As a young professor at Bowdoin College Longfellow was already gesturing toward the concept of comparative literature that he later espoused in his lectures at Harvard and, after his resignation, as the editor of such ventures as the multivolume anthology, Poems of Places (1876-1879). At Harvard, he taught Dante, Molière, and Goethe, a writer whose encyclopedic interests in world literature-he had in fact coined the very term ("Weltliteratur," in German)-resembled his own.
In this section
Items Not Pictured In This Exhibit
HWL. The Poets and Poetry of Europe (Philadelphia: Carey & Hart, 1845).
Inscribed by Longfellow to John Sullivan Dwight (1813-1893), a music critic, translator, and proponent of the music of Bach, Handel, and Beethoven (he opposed to the "new music" of Berlioz, Rubinstein, and Wagner, which Longfellow actually liked).
Longfellow felt Dwight's translations were not "literal" enough (to Samuel Ward, 5 January 1839), but he nevertheless ended up using several of them (such as Goethe's "To the Moon") in his anthology.
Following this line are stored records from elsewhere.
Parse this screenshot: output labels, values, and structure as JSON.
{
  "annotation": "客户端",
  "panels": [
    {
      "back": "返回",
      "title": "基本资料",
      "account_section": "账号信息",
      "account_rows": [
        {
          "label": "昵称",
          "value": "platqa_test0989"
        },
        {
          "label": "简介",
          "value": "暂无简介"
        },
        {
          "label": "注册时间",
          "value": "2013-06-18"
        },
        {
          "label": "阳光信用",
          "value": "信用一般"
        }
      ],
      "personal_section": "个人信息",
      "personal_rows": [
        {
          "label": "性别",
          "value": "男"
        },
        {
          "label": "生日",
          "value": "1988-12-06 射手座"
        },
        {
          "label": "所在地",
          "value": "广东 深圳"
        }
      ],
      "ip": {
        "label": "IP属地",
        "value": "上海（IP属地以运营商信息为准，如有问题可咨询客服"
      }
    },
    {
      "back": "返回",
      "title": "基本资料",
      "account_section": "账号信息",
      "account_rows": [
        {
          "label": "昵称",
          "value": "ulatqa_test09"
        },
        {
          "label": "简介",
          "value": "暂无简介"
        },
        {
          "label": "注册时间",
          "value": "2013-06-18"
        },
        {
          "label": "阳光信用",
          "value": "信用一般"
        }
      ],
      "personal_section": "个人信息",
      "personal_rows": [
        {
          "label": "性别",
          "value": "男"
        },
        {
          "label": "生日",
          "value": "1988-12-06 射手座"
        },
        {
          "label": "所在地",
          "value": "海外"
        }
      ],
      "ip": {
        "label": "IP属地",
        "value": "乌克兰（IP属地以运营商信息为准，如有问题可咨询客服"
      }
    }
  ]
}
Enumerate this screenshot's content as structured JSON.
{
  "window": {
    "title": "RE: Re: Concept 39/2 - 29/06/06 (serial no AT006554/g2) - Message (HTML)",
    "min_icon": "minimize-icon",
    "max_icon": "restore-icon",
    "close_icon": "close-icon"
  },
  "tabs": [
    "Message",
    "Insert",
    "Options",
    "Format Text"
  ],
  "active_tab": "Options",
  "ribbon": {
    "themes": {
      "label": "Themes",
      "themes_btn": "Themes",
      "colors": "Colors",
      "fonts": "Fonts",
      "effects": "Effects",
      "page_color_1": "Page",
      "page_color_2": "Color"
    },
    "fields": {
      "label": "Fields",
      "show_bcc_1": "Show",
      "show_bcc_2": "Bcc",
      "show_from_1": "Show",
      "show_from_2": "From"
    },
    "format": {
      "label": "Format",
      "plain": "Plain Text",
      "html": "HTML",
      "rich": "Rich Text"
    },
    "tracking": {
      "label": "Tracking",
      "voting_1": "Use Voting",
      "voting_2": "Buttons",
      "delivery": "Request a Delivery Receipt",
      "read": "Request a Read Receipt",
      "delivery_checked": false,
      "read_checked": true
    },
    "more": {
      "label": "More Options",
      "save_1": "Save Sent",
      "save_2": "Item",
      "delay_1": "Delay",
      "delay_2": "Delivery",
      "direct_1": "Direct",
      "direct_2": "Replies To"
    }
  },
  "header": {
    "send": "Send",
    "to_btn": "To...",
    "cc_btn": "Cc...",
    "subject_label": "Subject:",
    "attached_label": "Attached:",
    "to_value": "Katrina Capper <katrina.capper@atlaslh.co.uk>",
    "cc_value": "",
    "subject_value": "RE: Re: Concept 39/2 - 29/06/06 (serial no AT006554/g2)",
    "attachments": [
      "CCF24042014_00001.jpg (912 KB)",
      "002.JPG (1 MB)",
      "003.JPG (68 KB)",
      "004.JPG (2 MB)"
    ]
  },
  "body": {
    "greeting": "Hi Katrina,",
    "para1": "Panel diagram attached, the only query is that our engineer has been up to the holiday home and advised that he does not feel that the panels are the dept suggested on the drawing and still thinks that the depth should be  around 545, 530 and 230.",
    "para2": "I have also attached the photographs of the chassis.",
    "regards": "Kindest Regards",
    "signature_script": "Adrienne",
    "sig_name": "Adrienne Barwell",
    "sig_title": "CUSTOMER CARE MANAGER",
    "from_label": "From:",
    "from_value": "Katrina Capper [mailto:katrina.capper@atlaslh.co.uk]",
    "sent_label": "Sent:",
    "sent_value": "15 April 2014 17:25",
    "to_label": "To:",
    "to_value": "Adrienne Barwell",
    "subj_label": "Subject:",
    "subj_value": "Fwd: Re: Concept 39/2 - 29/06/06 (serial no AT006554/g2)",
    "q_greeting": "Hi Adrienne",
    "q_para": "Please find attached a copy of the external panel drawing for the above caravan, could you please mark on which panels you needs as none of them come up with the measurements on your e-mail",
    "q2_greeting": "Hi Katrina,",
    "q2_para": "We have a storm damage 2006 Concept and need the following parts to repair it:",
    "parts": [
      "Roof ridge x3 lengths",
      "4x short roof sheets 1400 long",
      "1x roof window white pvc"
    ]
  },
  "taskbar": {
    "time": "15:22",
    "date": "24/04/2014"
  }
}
Displayed here is Longfellow's own translation of the German poet Gustav Pfizer's ballad "Der Junggesell" ("The Two Locks of Hair"), along with the introduction to the entry featuring poems by Longfellow's friend Ferdinand Freiligrath (pages 358-59).
Harry Elkins Widener Collection 7.3.3